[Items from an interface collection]
-=-=-

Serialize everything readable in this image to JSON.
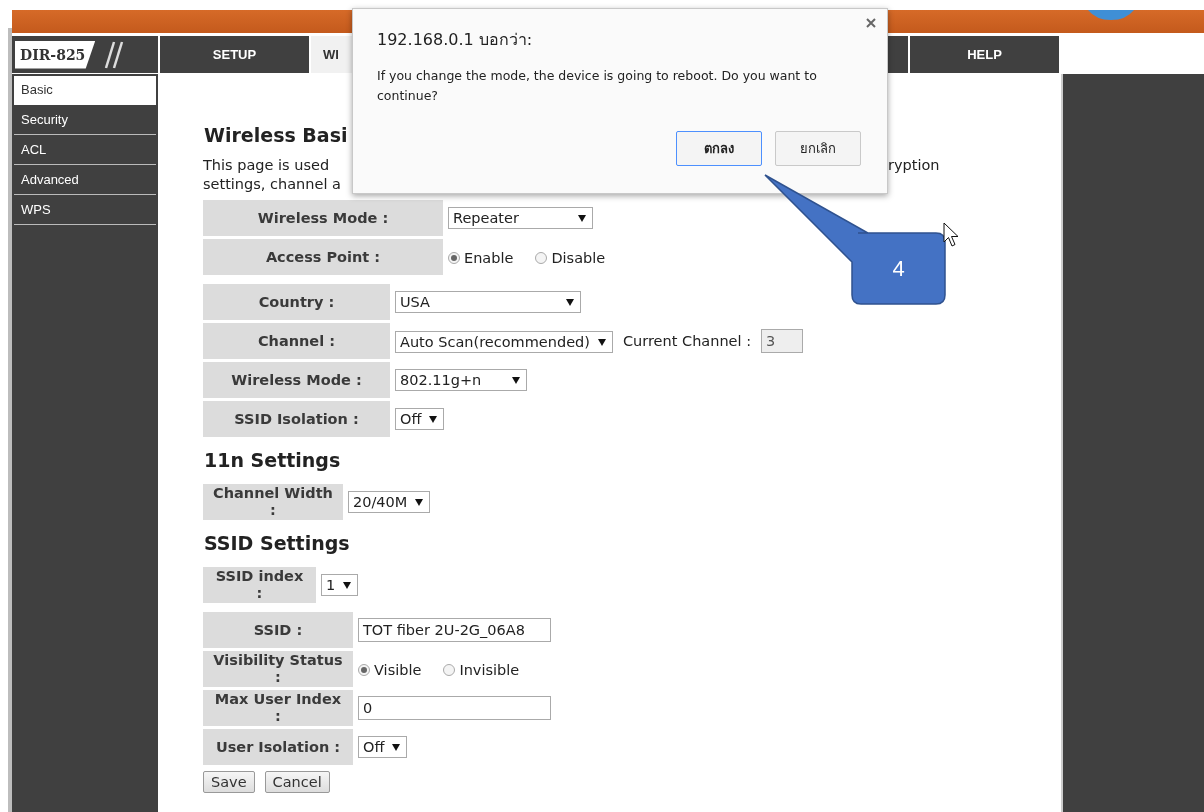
{
  "header": {
    "model": "DIR-825"
  },
  "tabs": [
    {
      "label": "SETUP",
      "selected": false
    },
    {
      "label": "WI",
      "selected": true
    },
    {
      "label": "HELP",
      "selected": false
    }
  ],
  "sidebar": {
    "items": [
      {
        "label": "Basic",
        "selected": true
      },
      {
        "label": "Security",
        "selected": false
      },
      {
        "label": "ACL",
        "selected": false
      },
      {
        "label": "Advanced",
        "selected": false
      },
      {
        "label": "WPS",
        "selected": false
      }
    ]
  },
  "sections": [
    {
      "heading": "Wireless Basi",
      "intro": [
        "This page is used",
        "ryption",
        "settings, channel a"
      ],
      "tables": [
        [
          {
            "label": "Wireless Mode :",
            "kind": "select",
            "value": "Repeater"
          },
          {
            "label": "Access Point :",
            "kind": "radio",
            "options": [
              {
                "label": "Enable",
                "selected": true
              },
              {
                "label": "Disable",
                "selected": false
              }
            ]
          }
        ],
        [
          {
            "label": "Country :",
            "kind": "select",
            "value": "USA"
          },
          {
            "label": "Channel :",
            "kind": "select_reading",
            "value": "Auto Scan(recommended)",
            "reading_label": "Current Channel :",
            "reading": "3"
          },
          {
            "label": "Wireless Mode :",
            "kind": "select",
            "value": "802.11g+n"
          },
          {
            "label": "SSID Isolation :",
            "kind": "select",
            "value": "Off"
          }
        ]
      ]
    },
    {
      "heading": "11n Settings",
      "tables": [
        [
          {
            "label": "Channel Width\n:",
            "kind": "select",
            "value": "20/40M"
          }
        ]
      ]
    },
    {
      "heading": "SSID Settings",
      "tables": [
        [
          {
            "label": "SSID index\n:",
            "kind": "select",
            "value": "1"
          }
        ],
        [
          {
            "label": "SSID :",
            "kind": "text",
            "value": "TOT fiber 2U-2G_06A8"
          },
          {
            "label": "Visibility Status\n:",
            "kind": "radio",
            "options": [
              {
                "label": "Visible",
                "selected": true
              },
              {
                "label": "Invisible",
                "selected": false
              }
            ]
          },
          {
            "label": "Max User Index\n:",
            "kind": "text",
            "value": "0"
          },
          {
            "label": "User Isolation :",
            "kind": "select",
            "value": "Off"
          }
        ]
      ]
    }
  ],
  "buttons": [
    "Save",
    "Cancel"
  ],
  "dialog": {
    "title": "192.168.0.1 บอกว่า:",
    "message": "If you change the mode, the device is going to reboot. Do you want to continue?",
    "buttons": [
      {
        "label": "ตกลง",
        "selected": true
      },
      {
        "label": "ยกเลิก",
        "selected": false
      }
    ]
  },
  "callout": {
    "label": "4"
  }
}
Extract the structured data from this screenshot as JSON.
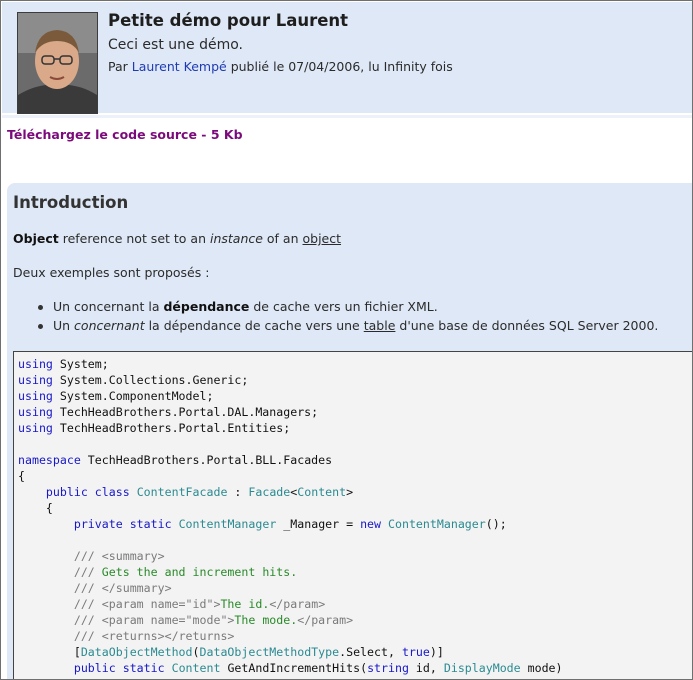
{
  "header": {
    "title": "Petite démo pour Laurent",
    "subtitle": "Ceci est une démo.",
    "meta_prefix": "Par ",
    "author": "Laurent Kempé",
    "meta_suffix": " publié le 07/04/2006, lu Infinity fois"
  },
  "download": {
    "label": "Téléchargez le code source - 5 Kb"
  },
  "article": {
    "heading": "Introduction",
    "para1": {
      "bold": "Object",
      "t1": " reference not set to an ",
      "italic": "instance",
      "t2": " of an ",
      "link": "object"
    },
    "para2": "Deux exemples sont proposés :",
    "bullets": [
      {
        "t1": "Un concernant la ",
        "bold": "dépendance",
        "t2": " de cache vers un fichier XML."
      },
      {
        "t1": "Un ",
        "italic": "concernant",
        "t2": " la dépendance de cache vers une ",
        "link": "table",
        "t3": " d'une base de données SQL Server 2000."
      }
    ]
  },
  "code": {
    "lines": [
      "using System;",
      "using System.Collections.Generic;",
      "using System.ComponentModel;",
      "using TechHeadBrothers.Portal.DAL.Managers;",
      "using TechHeadBrothers.Portal.Entities;",
      "",
      "namespace TechHeadBrothers.Portal.BLL.Facades",
      "{",
      "    public class ContentFacade : Facade<Content>",
      "    {",
      "        private static ContentManager _Manager = new ContentManager();",
      "",
      "        /// <summary>",
      "        /// Gets the and increment hits.",
      "        /// </summary>",
      "        /// <param name=\"id\">The id.</param>",
      "        /// <param name=\"mode\">The mode.</param>",
      "        /// <returns></returns>",
      "        [DataObjectMethod(DataObjectMethodType.Select, true)]",
      "        public static Content GetAndIncrementHits(string id, DisplayMode mode)"
    ]
  }
}
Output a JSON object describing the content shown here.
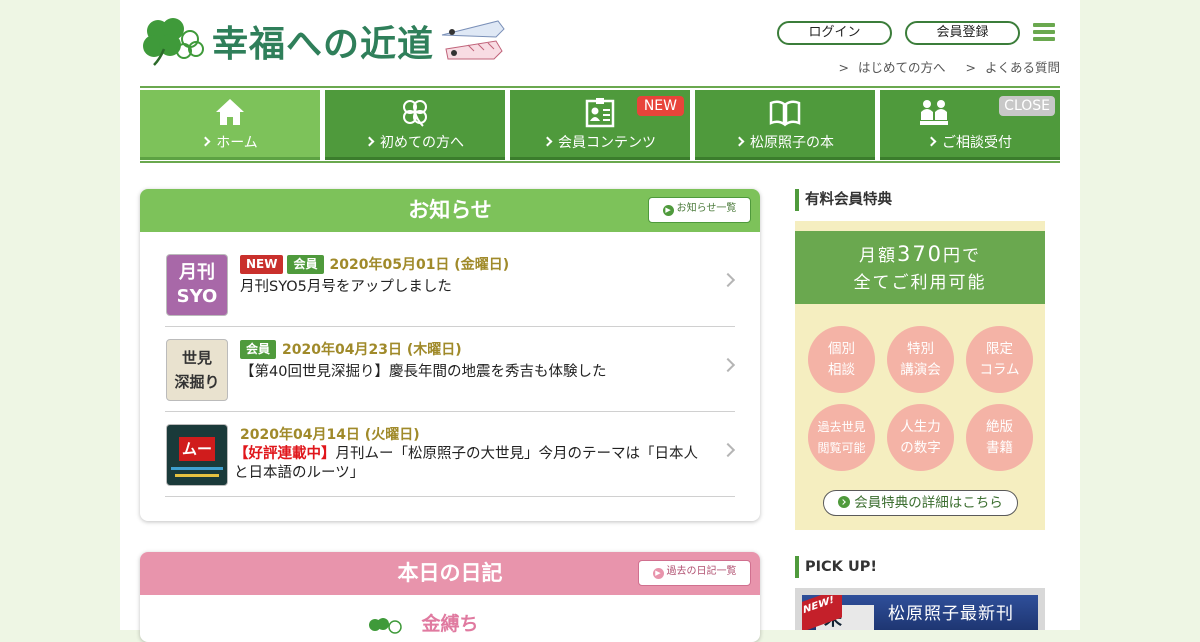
{
  "header": {
    "logo_text": "幸福への近道",
    "login_label": "ログイン",
    "register_label": "会員登録",
    "sublinks": [
      "はじめての方へ",
      "よくある質問"
    ]
  },
  "nav": {
    "items": [
      {
        "label": "ホーム",
        "icon": "home-icon"
      },
      {
        "label": "初めての方へ",
        "icon": "clover-icon"
      },
      {
        "label": "会員コンテンツ",
        "icon": "member-card-icon",
        "badge": "NEW"
      },
      {
        "label": "松原照子の本",
        "icon": "book-icon"
      },
      {
        "label": "ご相談受付",
        "icon": "consultation-icon",
        "badge": "CLOSE"
      }
    ]
  },
  "news": {
    "title": "お知らせ",
    "list_button": "お知らせ一覧",
    "items": [
      {
        "thumb_text": [
          "月刊",
          "SYO"
        ],
        "tags": [
          "NEW",
          "会員"
        ],
        "date": "2020年05月01日 (金曜日)",
        "text": "月刊SYO5月号をアップしました"
      },
      {
        "thumb_text": [
          "世見",
          "深掘り"
        ],
        "tags": [
          "会員"
        ],
        "date": "2020年04月23日 (木曜日)",
        "text": "【第40回世見深掘り】慶長年間の地震を秀吉も体験した"
      },
      {
        "thumb_text": [
          "ムー"
        ],
        "tags": [],
        "date": "2020年04月14日 (火曜日)",
        "highlight": "【好評連載中】",
        "text": "月刊ムー「松原照子の大世見」今月のテーマは「日本人と日本語のルーツ」"
      }
    ]
  },
  "diary": {
    "title": "本日の日記",
    "list_button": "過去の日記一覧",
    "subtitle": "金縛ち"
  },
  "benefits": {
    "heading": "有料会員特典",
    "price_prefix": "月額",
    "price_value": "370",
    "price_suffix": "円で",
    "price_line2": "全てご利用可能",
    "circles": [
      [
        "個別",
        "相談"
      ],
      [
        "特別",
        "講演会"
      ],
      [
        "限定",
        "コラム"
      ],
      [
        "過去世見",
        "閲覧可能"
      ],
      [
        "人生力",
        "の数字"
      ],
      [
        "絶版",
        "書籍"
      ]
    ],
    "detail_link": "会員特典の詳細はこちら"
  },
  "pickup": {
    "heading": "PICK UP!",
    "badge": "NEW!",
    "book_char": "未",
    "banner_text": "松原照子最新刊"
  },
  "colors": {
    "brand_green": "#4f9a3c",
    "light_green": "#7dc25a",
    "diary_pink": "#e894ac",
    "benefit_cream": "#f5eec0",
    "circle_pink": "#f4b3a6",
    "new_red": "#c9302c"
  }
}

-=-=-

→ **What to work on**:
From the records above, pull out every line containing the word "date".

→ **Answer space**:
        "date": "2020年05月01日 (金曜日)",
        "date": "2020年04月23日 (木曜日)",
        "date": "2020年04月14日 (火曜日)",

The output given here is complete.